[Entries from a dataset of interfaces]
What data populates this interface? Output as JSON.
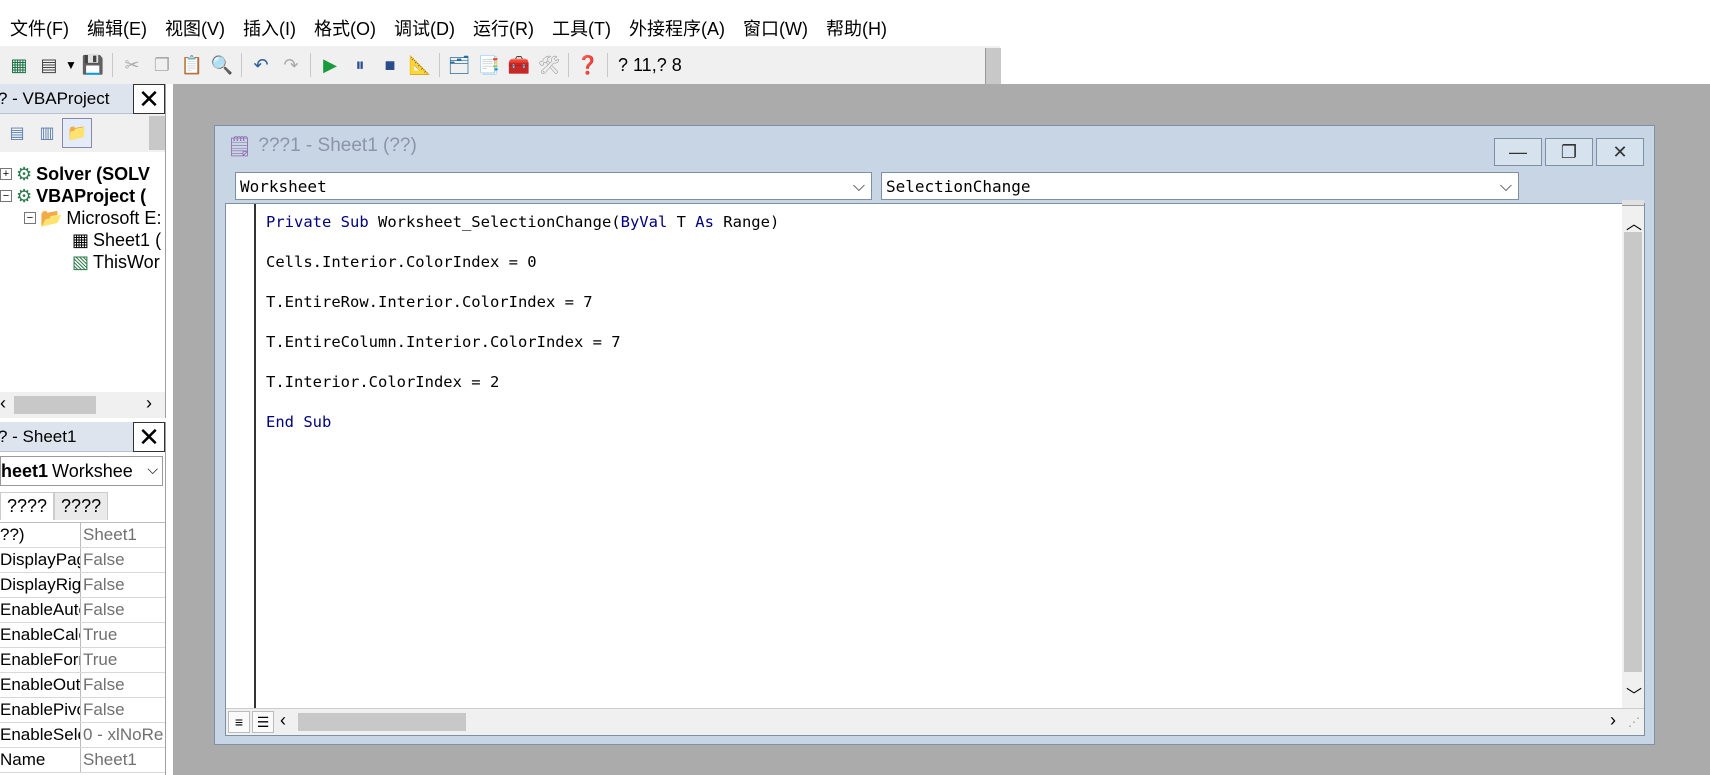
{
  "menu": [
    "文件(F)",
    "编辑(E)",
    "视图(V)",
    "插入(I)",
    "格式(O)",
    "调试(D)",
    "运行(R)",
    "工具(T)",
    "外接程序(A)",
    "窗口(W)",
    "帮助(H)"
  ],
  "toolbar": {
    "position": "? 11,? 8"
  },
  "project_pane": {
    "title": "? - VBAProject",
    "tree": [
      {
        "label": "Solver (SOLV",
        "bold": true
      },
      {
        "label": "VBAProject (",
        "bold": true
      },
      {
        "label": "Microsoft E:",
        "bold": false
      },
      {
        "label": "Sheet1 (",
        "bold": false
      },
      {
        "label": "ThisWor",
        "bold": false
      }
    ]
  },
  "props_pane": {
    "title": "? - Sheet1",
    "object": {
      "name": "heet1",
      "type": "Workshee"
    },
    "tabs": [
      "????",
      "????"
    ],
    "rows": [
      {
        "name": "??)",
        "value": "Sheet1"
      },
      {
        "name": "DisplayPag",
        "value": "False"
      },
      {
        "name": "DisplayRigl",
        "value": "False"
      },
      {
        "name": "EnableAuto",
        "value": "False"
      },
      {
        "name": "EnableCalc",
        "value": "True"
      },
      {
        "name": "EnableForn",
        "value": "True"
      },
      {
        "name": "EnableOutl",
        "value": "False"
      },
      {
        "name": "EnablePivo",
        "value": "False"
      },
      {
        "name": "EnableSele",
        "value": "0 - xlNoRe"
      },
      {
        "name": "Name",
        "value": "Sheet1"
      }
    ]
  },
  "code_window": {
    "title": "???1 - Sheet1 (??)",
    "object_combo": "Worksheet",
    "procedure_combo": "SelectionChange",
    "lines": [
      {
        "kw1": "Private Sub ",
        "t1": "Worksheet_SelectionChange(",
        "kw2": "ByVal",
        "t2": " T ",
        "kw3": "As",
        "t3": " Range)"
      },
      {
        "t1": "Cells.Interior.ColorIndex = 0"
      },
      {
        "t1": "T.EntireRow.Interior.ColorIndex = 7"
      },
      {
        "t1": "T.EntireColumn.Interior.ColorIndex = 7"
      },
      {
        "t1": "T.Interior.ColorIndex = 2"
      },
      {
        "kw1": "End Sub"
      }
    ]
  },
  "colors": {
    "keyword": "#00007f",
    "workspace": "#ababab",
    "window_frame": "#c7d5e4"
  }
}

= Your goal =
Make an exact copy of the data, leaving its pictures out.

= Reply to the task =
What data populates this interface? Output as JSON.
{
  "menu": [
    "文件(F)",
    "编辑(E)",
    "视图(V)",
    "插入(I)",
    "格式(O)",
    "调试(D)",
    "运行(R)",
    "工具(T)",
    "外接程序(A)",
    "窗口(W)",
    "帮助(H)"
  ],
  "toolbar": {
    "position": "? 11,? 8"
  },
  "project_pane": {
    "title": "? - VBAProject",
    "tree": [
      {
        "label": "Solver (SOLV",
        "bold": true
      },
      {
        "label": "VBAProject (",
        "bold": true
      },
      {
        "label": "Microsoft E:",
        "bold": false
      },
      {
        "label": "Sheet1 (",
        "bold": false
      },
      {
        "label": "ThisWor",
        "bold": false
      }
    ]
  },
  "props_pane": {
    "title": "? - Sheet1",
    "object": {
      "name": "heet1",
      "type": "Workshee"
    },
    "tabs": [
      "????",
      "????"
    ],
    "rows": [
      {
        "name": "??)",
        "value": "Sheet1"
      },
      {
        "name": "DisplayPag",
        "value": "False"
      },
      {
        "name": "DisplayRigl",
        "value": "False"
      },
      {
        "name": "EnableAuto",
        "value": "False"
      },
      {
        "name": "EnableCalc",
        "value": "True"
      },
      {
        "name": "EnableForn",
        "value": "True"
      },
      {
        "name": "EnableOutl",
        "value": "False"
      },
      {
        "name": "EnablePivo",
        "value": "False"
      },
      {
        "name": "EnableSele",
        "value": "0 - xlNoRe"
      },
      {
        "name": "Name",
        "value": "Sheet1"
      }
    ]
  },
  "code_window": {
    "title": "???1 - Sheet1 (??)",
    "object_combo": "Worksheet",
    "procedure_combo": "SelectionChange",
    "lines": [
      {
        "kw1": "Private Sub ",
        "t1": "Worksheet_SelectionChange(",
        "kw2": "ByVal",
        "t2": " T ",
        "kw3": "As",
        "t3": " Range)"
      },
      {
        "t1": "Cells.Interior.ColorIndex = 0"
      },
      {
        "t1": "T.EntireRow.Interior.ColorIndex = 7"
      },
      {
        "t1": "T.EntireColumn.Interior.ColorIndex = 7"
      },
      {
        "t1": "T.Interior.ColorIndex = 2"
      },
      {
        "kw1": "End Sub"
      }
    ]
  },
  "colors": {
    "keyword": "#00007f",
    "workspace": "#ababab",
    "window_frame": "#c7d5e4"
  }
}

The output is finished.